▶ Work order: Return each line of the material verbatim.

▶ Available data:
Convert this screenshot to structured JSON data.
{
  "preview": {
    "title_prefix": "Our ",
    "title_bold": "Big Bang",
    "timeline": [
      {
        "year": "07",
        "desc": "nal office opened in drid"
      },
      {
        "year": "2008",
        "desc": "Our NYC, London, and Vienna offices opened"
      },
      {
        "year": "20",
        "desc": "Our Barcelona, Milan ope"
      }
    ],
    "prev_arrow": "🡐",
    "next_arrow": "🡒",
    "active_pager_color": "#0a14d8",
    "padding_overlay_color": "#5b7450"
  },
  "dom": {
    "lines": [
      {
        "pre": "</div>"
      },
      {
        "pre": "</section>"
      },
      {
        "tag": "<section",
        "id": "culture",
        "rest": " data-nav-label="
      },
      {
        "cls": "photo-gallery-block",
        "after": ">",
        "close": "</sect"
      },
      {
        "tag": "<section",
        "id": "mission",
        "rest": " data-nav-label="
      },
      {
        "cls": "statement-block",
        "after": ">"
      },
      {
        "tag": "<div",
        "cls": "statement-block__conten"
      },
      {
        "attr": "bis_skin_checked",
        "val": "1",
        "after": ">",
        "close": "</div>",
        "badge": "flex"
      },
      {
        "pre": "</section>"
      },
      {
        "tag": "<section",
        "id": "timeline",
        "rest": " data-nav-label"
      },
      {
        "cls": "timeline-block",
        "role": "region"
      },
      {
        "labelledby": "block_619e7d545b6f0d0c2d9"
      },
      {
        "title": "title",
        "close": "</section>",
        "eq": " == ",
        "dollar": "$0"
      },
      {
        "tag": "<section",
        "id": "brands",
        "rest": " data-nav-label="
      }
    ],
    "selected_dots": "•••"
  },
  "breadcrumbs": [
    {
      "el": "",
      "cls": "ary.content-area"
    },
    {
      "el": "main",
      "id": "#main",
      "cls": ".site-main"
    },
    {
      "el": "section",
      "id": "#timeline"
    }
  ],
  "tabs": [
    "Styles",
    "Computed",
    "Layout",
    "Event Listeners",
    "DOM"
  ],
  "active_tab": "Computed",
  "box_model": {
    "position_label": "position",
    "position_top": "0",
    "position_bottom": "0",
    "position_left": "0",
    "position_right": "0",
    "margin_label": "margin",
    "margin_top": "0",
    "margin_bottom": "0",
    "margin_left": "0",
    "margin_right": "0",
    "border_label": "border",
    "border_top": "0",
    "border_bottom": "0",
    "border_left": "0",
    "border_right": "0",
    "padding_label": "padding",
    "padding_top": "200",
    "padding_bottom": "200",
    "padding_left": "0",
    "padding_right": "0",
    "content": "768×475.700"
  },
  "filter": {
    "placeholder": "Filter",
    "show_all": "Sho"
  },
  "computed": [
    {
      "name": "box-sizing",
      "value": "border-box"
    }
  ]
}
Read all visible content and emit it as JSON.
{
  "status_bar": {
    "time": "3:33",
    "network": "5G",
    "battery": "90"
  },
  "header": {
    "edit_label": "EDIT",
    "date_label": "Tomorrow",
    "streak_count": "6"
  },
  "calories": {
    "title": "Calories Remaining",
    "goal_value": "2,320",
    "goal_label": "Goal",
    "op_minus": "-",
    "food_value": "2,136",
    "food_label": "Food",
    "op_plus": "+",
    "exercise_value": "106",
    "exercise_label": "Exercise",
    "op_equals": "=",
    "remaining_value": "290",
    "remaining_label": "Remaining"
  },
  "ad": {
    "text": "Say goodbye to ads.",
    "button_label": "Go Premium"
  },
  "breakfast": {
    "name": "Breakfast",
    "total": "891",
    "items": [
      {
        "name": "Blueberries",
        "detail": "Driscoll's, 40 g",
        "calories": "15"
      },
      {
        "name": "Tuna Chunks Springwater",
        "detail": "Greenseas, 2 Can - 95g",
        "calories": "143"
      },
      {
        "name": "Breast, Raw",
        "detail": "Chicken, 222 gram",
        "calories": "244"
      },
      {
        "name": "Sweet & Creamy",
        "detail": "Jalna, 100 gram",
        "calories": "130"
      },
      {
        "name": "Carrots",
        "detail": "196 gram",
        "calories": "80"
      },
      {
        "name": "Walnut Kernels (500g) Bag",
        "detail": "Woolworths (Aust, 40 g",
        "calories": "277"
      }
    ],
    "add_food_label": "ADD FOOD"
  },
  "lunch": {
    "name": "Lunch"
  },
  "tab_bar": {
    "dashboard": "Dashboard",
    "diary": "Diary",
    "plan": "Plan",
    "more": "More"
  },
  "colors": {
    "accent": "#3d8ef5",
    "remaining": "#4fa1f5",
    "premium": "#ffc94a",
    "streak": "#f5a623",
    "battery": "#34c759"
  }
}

▶ Response area:
Convert this screenshot to structured JSON data.
{
  "preview": {
    "title_prefix": "Our ",
    "title_bold": "Big Bang",
    "timeline": [
      {
        "year": "07",
        "desc": "nal office opened in drid"
      },
      {
        "year": "2008",
        "desc": "Our NYC, London, and Vienna offices opened"
      },
      {
        "year": "20",
        "desc": "Our Barcelona, Milan ope"
      }
    ],
    "prev_arrow": "🡐",
    "next_arrow": "🡒",
    "active_pager_color": "#0a14d8",
    "padding_overlay_color": "#5b7450"
  },
  "dom": {
    "lines": [
      {
        "pre": "</div>"
      },
      {
        "pre": "</section>"
      },
      {
        "tag": "<section",
        "id": "culture",
        "rest": " data-nav-label="
      },
      {
        "cls": "photo-gallery-block",
        "after": ">",
        "close": "</sect"
      },
      {
        "tag": "<section",
        "id": "mission",
        "rest": " data-nav-label="
      },
      {
        "cls": "statement-block",
        "after": ">"
      },
      {
        "tag": "<div",
        "cls": "statement-block__conten"
      },
      {
        "attr": "bis_skin_checked",
        "val": "1",
        "after": ">",
        "close": "</div>",
        "badge": "flex"
      },
      {
        "pre": "</section>"
      },
      {
        "tag": "<section",
        "id": "timeline",
        "rest": " data-nav-label"
      },
      {
        "cls": "timeline-block",
        "role": "region"
      },
      {
        "labelledby": "block_619e7d545b6f0d0c2d9"
      },
      {
        "title": "title",
        "close": "</section>",
        "eq": " == ",
        "dollar": "$0"
      },
      {
        "tag": "<section",
        "id": "brands",
        "rest": " data-nav-label="
      }
    ],
    "selected_dots": "•••"
  },
  "breadcrumbs": [
    {
      "el": "",
      "cls": "ary.content-area"
    },
    {
      "el": "main",
      "id": "#main",
      "cls": ".site-main"
    },
    {
      "el": "section",
      "id": "#timeline"
    }
  ],
  "tabs": [
    "Styles",
    "Computed",
    "Layout",
    "Event Listeners",
    "DOM"
  ],
  "active_tab": "Computed",
  "box_model": {
    "position_label": "position",
    "position_top": "0",
    "position_bottom": "0",
    "position_left": "0",
    "position_right": "0",
    "margin_label": "margin",
    "margin_top": "0",
    "margin_bottom": "0",
    "margin_left": "0",
    "margin_right": "0",
    "border_label": "border",
    "border_top": "0",
    "border_bottom": "0",
    "border_left": "0",
    "border_right": "0",
    "padding_label": "padding",
    "padding_top": "200",
    "padding_bottom": "200",
    "padding_left": "0",
    "padding_right": "0",
    "content": "768×475.700"
  },
  "filter": {
    "placeholder": "Filter",
    "show_all": "Sho"
  },
  "computed": [
    {
      "name": "box-sizing",
      "value": "border-box"
    }
  ]
}
Read all visible content and emit it as JSON.
{
  "status_bar": {
    "time": "3:33",
    "network": "5G",
    "battery": "90"
  },
  "header": {
    "edit_label": "EDIT",
    "date_label": "Tomorrow",
    "streak_count": "6"
  },
  "calories": {
    "title": "Calories Remaining",
    "goal_value": "2,320",
    "goal_label": "Goal",
    "op_minus": "-",
    "food_value": "2,136",
    "food_label": "Food",
    "op_plus": "+",
    "exercise_value": "106",
    "exercise_label": "Exercise",
    "op_equals": "=",
    "remaining_value": "290",
    "remaining_label": "Remaining"
  },
  "ad": {
    "text": "Say goodbye to ads.",
    "button_label": "Go Premium"
  },
  "breakfast": {
    "name": "Breakfast",
    "total": "891",
    "items": [
      {
        "name": "Blueberries",
        "detail": "Driscoll's, 40 g",
        "calories": "15"
      },
      {
        "name": "Tuna Chunks Springwater",
        "detail": "Greenseas, 2 Can - 95g",
        "calories": "143"
      },
      {
        "name": "Breast, Raw",
        "detail": "Chicken, 222 gram",
        "calories": "244"
      },
      {
        "name": "Sweet & Creamy",
        "detail": "Jalna, 100 gram",
        "calories": "130"
      },
      {
        "name": "Carrots",
        "detail": "196 gram",
        "calories": "80"
      },
      {
        "name": "Walnut Kernels (500g) Bag",
        "detail": "Woolworths (Aust, 40 g",
        "calories": "277"
      }
    ],
    "add_food_label": "ADD FOOD"
  },
  "lunch": {
    "name": "Lunch"
  },
  "tab_bar": {
    "dashboard": "Dashboard",
    "diary": "Diary",
    "plan": "Plan",
    "more": "More"
  },
  "colors": {
    "accent": "#3d8ef5",
    "remaining": "#4fa1f5",
    "premium": "#ffc94a",
    "streak": "#f5a623",
    "battery": "#34c759"
  }
}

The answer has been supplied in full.